After meeting with the University staff on Friday, Nov. 2, President Baenninger attended the weekly Student Government meeting on Nov. 4 to discuss financial changes to Drew’s budget that have already been set in motion.
In the meeting, President Baenninger explained that the University, which has been operating on a deficit for close to a decade, has been doing so out of a need to continue “fixing what is broken.” Despite the fact that enrollment is up by 40 percent from 2015 and new programs have been created to attract more students, the university has implemented a series of budget cuts that will affect operational expenses, auxiliary services, employee benefits and staff size, with a predicted 56 cuts of staff positions.
Following a question asked by Senator Cassie Allen (‘21), the President revealed that with the new financial plan, Drew should no longer be operating on a deficit by 2022.
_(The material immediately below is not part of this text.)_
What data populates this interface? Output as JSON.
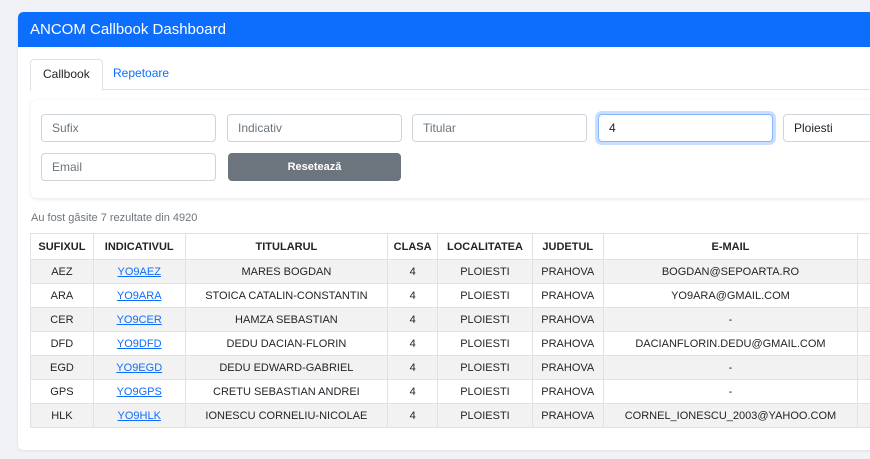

The revisions to the University’s budget were designed in part by using the following three principles, which were highlighted by Baenninger during the meeting: focusing on student learning, spending tuition dollars carefully and benchmarking against other universities. As part of the research process, the administration contrasted aspects such as Drew’s staffing structure to that of our peer institutions. Through this process, the administration realized that Drew offers its employees greater benefits than comparable schools and that consequently, they are a viable option to cut in their efforts to reduce the deficit.
One of the benefits that will be cut is the payment of a portion of the healthcare supplementary to Medicare for retired staff and faculty members. Additionally, in 2020 the lease for the Acorn Academy, the daycare center on campus, will expire. Since the daycare is also operating on a deficit, Drew will try to find a different provider; however, there is no guarantee this will happen. The Acorn Academy currently has 63 children enrolled, 31 of which are affiliated with either faculty, staff or alumni of Drew, and employ 22 Drew students. Shehab Marzouk (‘20), Vice President of Student Government, asked whether the President anticipated these benefit cuts would affect whether or not professors wanted to teach at Drew, impacting the quality of education. “It might have attracted some people before,” said Baenninger. “But it shouldn’t impact their decision that greatly, considering Drew’s [benefits] are just as good as anyone else’s.” President Baenninger also noted that in the long term, professors salaries should go up.
According to Baenninger, when she took over in 2015, salaries had not been raised in five years. With the new budget, there will be a three percent increase in the compensation pool so that faculty and staff can be paid more fairly.
Also through benchmarking, it was reported that Drew’s Public Safety Department is nearly twice the size as most institutions of the same size despite Drew having a lower crime rate. In order to restructure the department and reduce the size of Public Safety on campus, there will be a committee created which will appoint Student Government representatives from the three schools in order to obtain the students’ input.
Other changes the University will undergo include closing an academic program in the Caspersen School — a low residency program in poetry — and changes to the way commencement is organized. In the future, a location will be decided upon days in advance (Mead Lawn or the Simon Forum) rather than having two different setups prepared.
Cara Bradshaw (‘05), a Drew alumna, spouse of a faculty member, former university employee and parent of a current student, expressed displeasure about the changes. “Change is necessary — yes. But my concern is that while the salaries of lower and mid-level staff and faculty have stagnated, administrators' salaries have risen.” She continued, “Drew is bleeding good people and those who remain, operate in a culture of frustration and fear...It all feels too little, too late, and hinders Drew's ability to attract and retain a competitive workforce. In the end, this will undoubtedly negatively impact the student experience.”
Overall, the budgetary overhaul as a result of Drew’s static deficit will result in a number of changes in the coming months, including staff cuts, benefit reductions, the expiration of the Acorn Academy’s contract and restructuring of Public Safety. Far from being inconsequential, these changes seek to fundamentally change the operations of Drew in hopes of reducing the deficit.
This article has been updated from the previous week’s publication. It adds more detail about certain changes coming to Drew and corrects some misleading phrases in the conclusion paragraph.